A new paper published in the journal Clinical Psychological Science offers insight into why people with obsessive compulsive disorder engage in what psychologists refer to as “catastrophizing,” or the repeated mental simulation of unlikely catastrophic events. According to the researchers, it has to do with a flawed perception of the likelihood of low probability events.
“OCD-related obsessions are largely organized around fears of a specific harmful consequence that compulsions are enacted to prevent,” say the researchers led by Christopher Hunt of the University of Minnesota. “Virtually all common consequences associated with the major OCD subtypes possess two striking commonalities. First, most feared consequences in OCD are objectively catastrophic: the loss of one’s home, health, loved ones, or soul are among the costliest consequences imaginable. Second, the scenarios surrounding these catastrophic outcomes are often highly improbable.”
Examples of highly improbable catastrophic events that pervade the mind of someone with OCD fall into predictable categories, such as:
- Contamination/washing (for example, “contracting a deadly infectious disease such as HIV from a public surface or becoming poisoned from contact with a household cleaner”)
- Doubting/checking (e.g., “failing to prevent a fire, flood, or burglary after not checking stove tops, water taps, and locks or accidentally hitting and killing a pedestrian without knowing it”)
- Aggressive OCD (e.g., “suddenly deciding to jump off a bridge or secretly and intentionally poisoning someone”)
- Religious OCD (e.g., “being sent to hell for an immoral thought or trivial act or suddenly shouting obscenities in church”)
- Sexual OCD (e.g., “acting on secret incestuous or homosexual desires”)
- Somatic OCD (e.g., “failing to catch symptoms of a deadly disease, choking after not chewing food well enough, or going insane from continuously monitoring a bodily function”)
To test the idea that highly improbable events are viewed as more probable than they are by people with OCD, the researchers recruited 78 university students to participate in an in-person experiment. The researchers first measured participants’ levels of OCD using the 18-item OCI-R questionnaire. The OCI-R measures people’s overall levels of OCD as well as the OCD subtypes of washing, checking, ordering, obsessing, hoarding, and neutralizing.

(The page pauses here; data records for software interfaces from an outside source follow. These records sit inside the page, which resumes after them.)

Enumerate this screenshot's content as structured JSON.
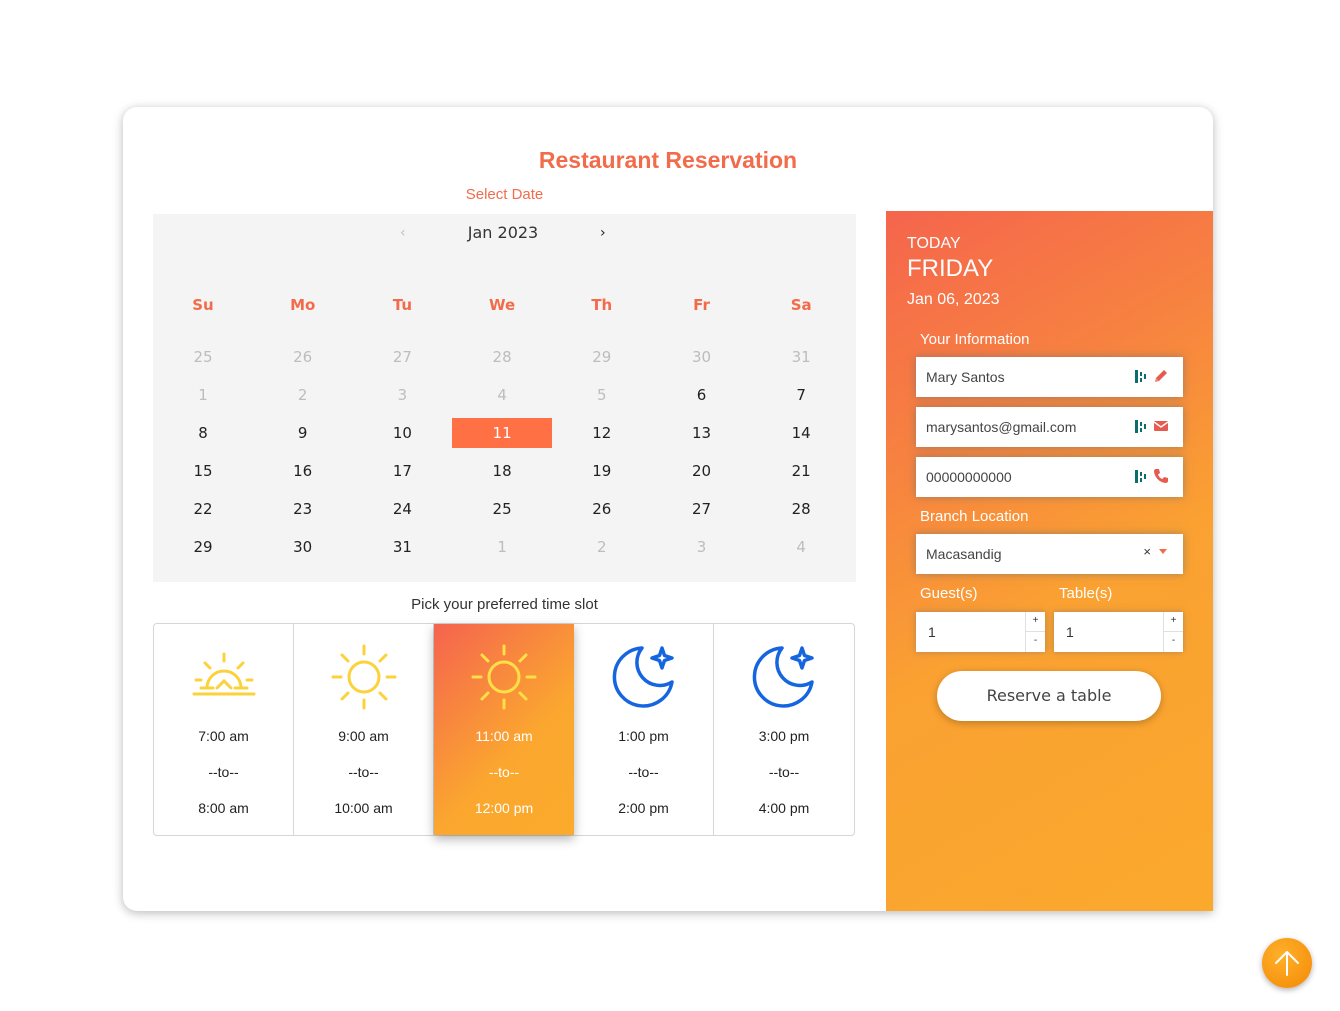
{
  "title": "Restaurant Reservation",
  "select_date_label": "Select Date",
  "calendar": {
    "month_label": "Jan 2023",
    "prev": "‹",
    "next": "›",
    "weekdays": [
      "Su",
      "Mo",
      "Tu",
      "We",
      "Th",
      "Fr",
      "Sa"
    ],
    "weeks": [
      [
        "25",
        "26",
        "27",
        "28",
        "29",
        "30",
        "31"
      ],
      [
        "1",
        "2",
        "3",
        "4",
        "5",
        "6",
        "7"
      ],
      [
        "8",
        "9",
        "10",
        "11",
        "12",
        "13",
        "14"
      ],
      [
        "15",
        "16",
        "17",
        "18",
        "19",
        "20",
        "21"
      ],
      [
        "22",
        "23",
        "24",
        "25",
        "26",
        "27",
        "28"
      ],
      [
        "29",
        "30",
        "31",
        "1",
        "2",
        "3",
        "4"
      ]
    ],
    "selected_day": "11",
    "accent_color": "#ff7144"
  },
  "time_slot_label": "Pick your preferred time slot",
  "time_slots": [
    {
      "icon": "sunrise-icon",
      "start": "7:00 am",
      "sep": "--to--",
      "end": "8:00 am",
      "selected": false
    },
    {
      "icon": "sun-icon",
      "start": "9:00 am",
      "sep": "--to--",
      "end": "10:00 am",
      "selected": false
    },
    {
      "icon": "sun-icon",
      "start": "11:00 am",
      "sep": "--to--",
      "end": "12:00 pm",
      "selected": true
    },
    {
      "icon": "moon-star-icon",
      "start": "1:00 pm",
      "sep": "--to--",
      "end": "2:00 pm",
      "selected": false
    },
    {
      "icon": "moon-star-icon",
      "start": "3:00 pm",
      "sep": "--to--",
      "end": "4:00 pm",
      "selected": false
    }
  ],
  "sidebar": {
    "today_label": "TODAY",
    "weekday": "FRIDAY",
    "date": "Jan 06, 2023",
    "info_label": "Your Information",
    "name": "Mary Santos",
    "email": "marysantos@gmail.com",
    "phone": "00000000000",
    "branch_label": "Branch Location",
    "branch_value": "Macasandig",
    "clear_symbol": "×",
    "guests_label": "Guest(s)",
    "guests_value": "1",
    "tables_label": "Table(s)",
    "tables_value": "1",
    "spin_up": "+",
    "spin_down": "-",
    "reserve_label": "Reserve a table"
  },
  "colors": {
    "brand": "#f26b4b",
    "gradient_start": "#f5634f",
    "gradient_end": "#fba92d",
    "night_icon": "#1565e0",
    "day_icon": "#fbd23a"
  }
}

The researchers then requested that participants play a video game in which they were a farmer with the objective of harvesting crops in an unpredictable environment. Participants made decisions in the game such as choosing to take a short, dangerous road versus a long, safe road to start planting their crops. Negative events, such as wild birds consuming one’s crops, were met with small electric shocks to the wrist. Participants’ expectations and reactions to negative outcomes in the game were measured by gauging their startle response (via an EMG electrode placed below the lower eyelid) as well as through self-reported anxiety and threat-probability ratings that were administered at different points during the game.
The researchers found that participants with OCD symptoms were more avoidant of low probability negative outcomes in the game. They state, “OCD did not confer a general tendency to avoid threat but, rather, a specific proclivity to avoid experimental analogues of improbable catastrophes.”
They also found that participants with OCD symptoms showed an increased startle response, as measured by eye-flinching, to low probability negative events. Such results, according to the researchers, offer initial experimental support for the observation that “a variety of common OCD presentations involve concerns with improbable catastrophic consequences and further implicate a more general sensitivity toward improbable threat as a candidate deficit driving this phenomenon.”
“The current study represents the first lab-based test of whether OCD is associated with an underlying sensitivity toward improbable catastrophic threats,” conclude the researchers. “Results show that individuals with higher OCD symptoms were more avoidant of potential threats that were both improbable and highly aversive and were also more expectant of and more physiologically reactive to improbable threats more generally.”
A full interview with Dr. Christopher Hunt discussing his research on obsessive compulsive disorder can be found here: Why people with OCD fear things they shouldn’t